That game in Dublin in February was one that got away from Scotland. Nobody knows that more than the Irish.
The visitors won the scrum battle and the collisions, they created more chances and had more visits to Ireland’s 22, but the game was won and lost on the floor.
Ireland’s work at the breakdown, whether it was CJ Stander or Peter O’Mahony turning over ball on their own line, was exceptional.
Scotland had no end of reason to feel angst. Hogg’s dropped ball was the cherry on top of the near-misses, but the viewing of that DVD would have made for a painful session.
Adam Hastings went needlessly high in the tackle on Sexton and it eventually led to three points.
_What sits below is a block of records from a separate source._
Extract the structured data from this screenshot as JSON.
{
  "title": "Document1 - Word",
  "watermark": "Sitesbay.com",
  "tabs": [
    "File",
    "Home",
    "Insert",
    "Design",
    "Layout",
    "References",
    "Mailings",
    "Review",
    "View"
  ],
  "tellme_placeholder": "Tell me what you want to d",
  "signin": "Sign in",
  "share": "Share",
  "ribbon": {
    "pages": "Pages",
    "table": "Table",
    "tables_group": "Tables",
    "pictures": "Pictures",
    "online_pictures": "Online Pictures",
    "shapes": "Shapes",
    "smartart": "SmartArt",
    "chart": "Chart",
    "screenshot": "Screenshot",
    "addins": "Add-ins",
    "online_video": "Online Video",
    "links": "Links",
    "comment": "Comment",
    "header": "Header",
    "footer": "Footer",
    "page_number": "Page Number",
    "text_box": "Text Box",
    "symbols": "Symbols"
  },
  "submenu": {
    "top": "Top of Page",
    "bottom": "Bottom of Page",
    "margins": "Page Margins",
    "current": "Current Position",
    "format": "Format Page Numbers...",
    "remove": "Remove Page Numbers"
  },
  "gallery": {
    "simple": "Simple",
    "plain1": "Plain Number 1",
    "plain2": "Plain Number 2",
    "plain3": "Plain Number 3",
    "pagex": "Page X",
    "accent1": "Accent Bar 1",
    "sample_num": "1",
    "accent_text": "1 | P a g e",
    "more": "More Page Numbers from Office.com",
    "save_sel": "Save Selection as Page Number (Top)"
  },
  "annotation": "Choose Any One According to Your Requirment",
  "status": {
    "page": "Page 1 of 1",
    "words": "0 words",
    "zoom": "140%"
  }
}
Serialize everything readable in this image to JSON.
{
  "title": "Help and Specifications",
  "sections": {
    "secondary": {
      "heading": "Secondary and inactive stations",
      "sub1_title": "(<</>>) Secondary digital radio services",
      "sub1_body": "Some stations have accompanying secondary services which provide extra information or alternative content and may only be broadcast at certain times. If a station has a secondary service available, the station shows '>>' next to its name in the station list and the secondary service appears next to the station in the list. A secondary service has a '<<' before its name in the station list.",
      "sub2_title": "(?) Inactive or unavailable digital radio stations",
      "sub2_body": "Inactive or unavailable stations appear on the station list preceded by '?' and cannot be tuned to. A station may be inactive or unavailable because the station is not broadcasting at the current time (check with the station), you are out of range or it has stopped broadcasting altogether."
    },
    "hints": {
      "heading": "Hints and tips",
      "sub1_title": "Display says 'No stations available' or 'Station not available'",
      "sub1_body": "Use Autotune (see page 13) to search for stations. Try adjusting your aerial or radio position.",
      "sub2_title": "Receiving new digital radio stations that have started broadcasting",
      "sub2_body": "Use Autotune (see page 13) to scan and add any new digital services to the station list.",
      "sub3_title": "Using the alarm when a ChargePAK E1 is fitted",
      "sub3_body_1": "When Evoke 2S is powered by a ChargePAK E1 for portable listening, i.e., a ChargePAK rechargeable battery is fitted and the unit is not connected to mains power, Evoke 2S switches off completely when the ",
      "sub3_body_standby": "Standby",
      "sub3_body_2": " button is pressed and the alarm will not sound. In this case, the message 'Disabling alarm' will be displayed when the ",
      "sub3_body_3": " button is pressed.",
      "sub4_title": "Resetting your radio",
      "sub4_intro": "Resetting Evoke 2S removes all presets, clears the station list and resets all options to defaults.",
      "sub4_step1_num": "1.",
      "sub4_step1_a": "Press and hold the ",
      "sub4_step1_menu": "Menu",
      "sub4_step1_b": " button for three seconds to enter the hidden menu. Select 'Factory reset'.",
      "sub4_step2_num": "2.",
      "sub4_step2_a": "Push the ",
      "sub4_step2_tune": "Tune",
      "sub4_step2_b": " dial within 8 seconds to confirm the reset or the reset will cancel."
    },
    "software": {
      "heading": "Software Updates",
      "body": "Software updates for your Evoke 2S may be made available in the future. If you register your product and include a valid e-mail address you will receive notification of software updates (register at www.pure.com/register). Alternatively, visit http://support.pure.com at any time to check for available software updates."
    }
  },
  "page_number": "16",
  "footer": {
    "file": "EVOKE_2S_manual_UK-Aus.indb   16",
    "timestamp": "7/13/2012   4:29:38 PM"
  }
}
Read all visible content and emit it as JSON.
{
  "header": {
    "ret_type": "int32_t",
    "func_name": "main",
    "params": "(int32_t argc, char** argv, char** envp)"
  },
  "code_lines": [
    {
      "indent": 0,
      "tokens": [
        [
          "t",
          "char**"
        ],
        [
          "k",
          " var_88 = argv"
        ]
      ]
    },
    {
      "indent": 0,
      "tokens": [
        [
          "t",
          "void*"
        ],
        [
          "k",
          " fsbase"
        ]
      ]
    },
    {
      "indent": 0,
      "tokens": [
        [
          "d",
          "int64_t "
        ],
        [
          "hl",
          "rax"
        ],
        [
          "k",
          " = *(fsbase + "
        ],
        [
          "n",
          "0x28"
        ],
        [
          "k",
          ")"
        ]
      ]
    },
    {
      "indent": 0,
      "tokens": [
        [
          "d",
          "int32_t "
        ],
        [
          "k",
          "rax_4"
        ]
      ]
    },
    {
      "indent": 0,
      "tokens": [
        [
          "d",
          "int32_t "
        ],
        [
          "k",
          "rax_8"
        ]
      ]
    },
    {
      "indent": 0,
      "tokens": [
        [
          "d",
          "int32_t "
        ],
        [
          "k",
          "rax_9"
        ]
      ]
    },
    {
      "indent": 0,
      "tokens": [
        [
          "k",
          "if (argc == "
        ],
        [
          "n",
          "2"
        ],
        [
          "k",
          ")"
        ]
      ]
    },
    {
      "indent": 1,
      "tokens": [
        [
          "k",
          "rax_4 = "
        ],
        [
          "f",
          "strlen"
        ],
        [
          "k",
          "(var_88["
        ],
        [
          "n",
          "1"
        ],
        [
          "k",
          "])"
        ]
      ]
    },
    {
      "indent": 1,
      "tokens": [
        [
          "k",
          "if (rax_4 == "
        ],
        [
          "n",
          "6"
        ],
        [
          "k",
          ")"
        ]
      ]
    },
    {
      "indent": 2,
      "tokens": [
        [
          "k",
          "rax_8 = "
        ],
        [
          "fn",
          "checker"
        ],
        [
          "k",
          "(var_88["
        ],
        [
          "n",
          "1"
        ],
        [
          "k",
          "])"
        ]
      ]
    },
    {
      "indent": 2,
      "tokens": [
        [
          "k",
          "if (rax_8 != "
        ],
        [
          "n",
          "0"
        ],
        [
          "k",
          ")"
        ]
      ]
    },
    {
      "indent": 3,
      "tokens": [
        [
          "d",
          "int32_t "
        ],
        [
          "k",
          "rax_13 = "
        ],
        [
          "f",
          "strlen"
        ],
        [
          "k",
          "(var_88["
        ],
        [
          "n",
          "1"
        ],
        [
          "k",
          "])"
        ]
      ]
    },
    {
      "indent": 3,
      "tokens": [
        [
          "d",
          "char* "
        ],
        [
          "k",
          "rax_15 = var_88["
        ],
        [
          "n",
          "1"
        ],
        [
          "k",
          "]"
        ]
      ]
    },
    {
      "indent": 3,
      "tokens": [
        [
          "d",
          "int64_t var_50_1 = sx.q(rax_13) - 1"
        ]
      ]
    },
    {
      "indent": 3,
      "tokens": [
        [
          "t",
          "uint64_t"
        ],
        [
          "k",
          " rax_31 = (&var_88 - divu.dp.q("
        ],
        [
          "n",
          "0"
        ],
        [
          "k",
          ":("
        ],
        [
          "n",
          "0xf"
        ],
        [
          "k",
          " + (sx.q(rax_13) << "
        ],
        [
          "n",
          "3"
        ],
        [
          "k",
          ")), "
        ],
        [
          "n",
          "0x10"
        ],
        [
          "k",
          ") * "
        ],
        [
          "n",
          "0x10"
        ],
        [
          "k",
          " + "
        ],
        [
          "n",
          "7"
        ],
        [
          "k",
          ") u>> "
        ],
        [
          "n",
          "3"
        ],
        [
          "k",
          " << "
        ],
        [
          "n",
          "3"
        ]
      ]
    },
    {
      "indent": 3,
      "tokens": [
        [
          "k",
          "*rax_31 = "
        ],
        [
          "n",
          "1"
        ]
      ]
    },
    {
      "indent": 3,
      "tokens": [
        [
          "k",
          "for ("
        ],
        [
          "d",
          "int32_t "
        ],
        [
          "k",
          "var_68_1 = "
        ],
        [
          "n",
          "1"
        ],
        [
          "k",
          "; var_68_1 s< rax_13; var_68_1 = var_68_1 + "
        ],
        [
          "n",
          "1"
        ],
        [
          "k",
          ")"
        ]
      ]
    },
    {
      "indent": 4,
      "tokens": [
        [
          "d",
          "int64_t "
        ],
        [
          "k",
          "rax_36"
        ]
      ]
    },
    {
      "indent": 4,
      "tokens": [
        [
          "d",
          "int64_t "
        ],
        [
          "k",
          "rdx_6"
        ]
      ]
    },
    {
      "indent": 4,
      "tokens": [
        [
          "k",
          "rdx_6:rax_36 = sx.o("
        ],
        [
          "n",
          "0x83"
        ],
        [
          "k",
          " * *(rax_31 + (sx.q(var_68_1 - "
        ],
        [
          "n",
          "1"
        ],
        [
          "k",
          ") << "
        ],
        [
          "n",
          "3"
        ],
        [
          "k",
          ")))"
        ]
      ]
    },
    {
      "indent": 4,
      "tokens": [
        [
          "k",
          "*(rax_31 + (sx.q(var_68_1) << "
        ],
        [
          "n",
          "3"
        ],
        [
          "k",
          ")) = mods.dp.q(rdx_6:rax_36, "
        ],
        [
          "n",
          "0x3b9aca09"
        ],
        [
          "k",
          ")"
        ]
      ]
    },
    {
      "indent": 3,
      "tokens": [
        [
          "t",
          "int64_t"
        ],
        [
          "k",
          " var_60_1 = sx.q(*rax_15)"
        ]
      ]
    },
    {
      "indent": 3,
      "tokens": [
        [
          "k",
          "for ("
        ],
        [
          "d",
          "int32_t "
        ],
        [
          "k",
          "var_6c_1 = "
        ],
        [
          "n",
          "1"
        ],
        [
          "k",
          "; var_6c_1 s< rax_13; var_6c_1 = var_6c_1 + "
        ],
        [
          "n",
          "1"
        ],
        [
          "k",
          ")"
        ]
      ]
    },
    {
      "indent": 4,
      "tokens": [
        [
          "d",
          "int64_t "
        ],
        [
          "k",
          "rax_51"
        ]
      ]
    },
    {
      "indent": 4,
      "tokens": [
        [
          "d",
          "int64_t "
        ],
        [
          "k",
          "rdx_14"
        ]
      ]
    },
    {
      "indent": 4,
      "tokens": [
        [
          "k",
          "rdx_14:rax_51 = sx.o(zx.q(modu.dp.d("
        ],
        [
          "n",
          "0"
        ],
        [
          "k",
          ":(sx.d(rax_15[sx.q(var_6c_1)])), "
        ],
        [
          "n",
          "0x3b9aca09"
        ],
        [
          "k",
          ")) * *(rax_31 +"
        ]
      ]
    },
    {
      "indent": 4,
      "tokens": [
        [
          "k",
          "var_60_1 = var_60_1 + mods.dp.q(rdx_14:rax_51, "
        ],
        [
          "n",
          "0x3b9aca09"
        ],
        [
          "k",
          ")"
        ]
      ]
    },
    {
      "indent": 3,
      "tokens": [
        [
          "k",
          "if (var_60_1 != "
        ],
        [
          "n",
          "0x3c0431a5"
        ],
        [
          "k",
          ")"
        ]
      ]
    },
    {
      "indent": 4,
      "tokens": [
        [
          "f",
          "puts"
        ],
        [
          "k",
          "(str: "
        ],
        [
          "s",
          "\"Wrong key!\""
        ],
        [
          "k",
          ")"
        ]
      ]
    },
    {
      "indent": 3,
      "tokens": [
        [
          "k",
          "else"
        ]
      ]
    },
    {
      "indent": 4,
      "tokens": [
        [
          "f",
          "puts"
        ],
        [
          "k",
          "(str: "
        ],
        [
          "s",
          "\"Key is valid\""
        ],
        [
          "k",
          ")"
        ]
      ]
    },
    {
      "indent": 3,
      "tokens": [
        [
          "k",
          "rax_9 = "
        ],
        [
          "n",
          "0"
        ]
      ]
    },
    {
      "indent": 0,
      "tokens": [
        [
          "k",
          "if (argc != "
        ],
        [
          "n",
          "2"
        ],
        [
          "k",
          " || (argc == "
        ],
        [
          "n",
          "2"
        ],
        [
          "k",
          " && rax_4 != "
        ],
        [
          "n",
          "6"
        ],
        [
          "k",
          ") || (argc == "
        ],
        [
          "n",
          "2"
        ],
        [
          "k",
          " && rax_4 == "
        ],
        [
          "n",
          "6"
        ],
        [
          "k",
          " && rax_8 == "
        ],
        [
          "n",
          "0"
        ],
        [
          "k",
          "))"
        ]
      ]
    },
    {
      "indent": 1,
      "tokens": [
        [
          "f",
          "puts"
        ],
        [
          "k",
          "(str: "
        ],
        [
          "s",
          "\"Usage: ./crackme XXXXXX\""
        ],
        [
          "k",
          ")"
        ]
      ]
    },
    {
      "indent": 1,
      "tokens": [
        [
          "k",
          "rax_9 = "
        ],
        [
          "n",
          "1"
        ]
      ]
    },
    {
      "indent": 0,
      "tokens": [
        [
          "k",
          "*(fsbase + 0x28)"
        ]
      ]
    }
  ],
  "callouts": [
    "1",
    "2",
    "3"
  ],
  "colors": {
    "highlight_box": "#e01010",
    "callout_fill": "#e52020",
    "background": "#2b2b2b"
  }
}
Ali Price gave away a soft one in an incident with Murray – another three points. Sam Johnson gave away a daft one in a clash with Andrew Conway – another three.
Throw in the loss of another five with Hogg’s faux pas and you see how wounding a defeat it was. Only seven points separated the sides at the end.
Coulda, woulda, shoulda. Fair enough. They’re still without Russell’s brilliance and have not been scoring many tries, or points, but they’ve been winning games – five of the last six.
They also have a belief in themselves now that they didn’t have in the spring, all of it built on the solidity of their scrum and the stinginess of their defence.
If they want to announce themselves as contenders in the Six Nations then winning in Dublin for the first time in 10 years – having already won in Wales for the first time in 18 years – would be a sure-fire way of showing it.
— to www.bbc.co.uk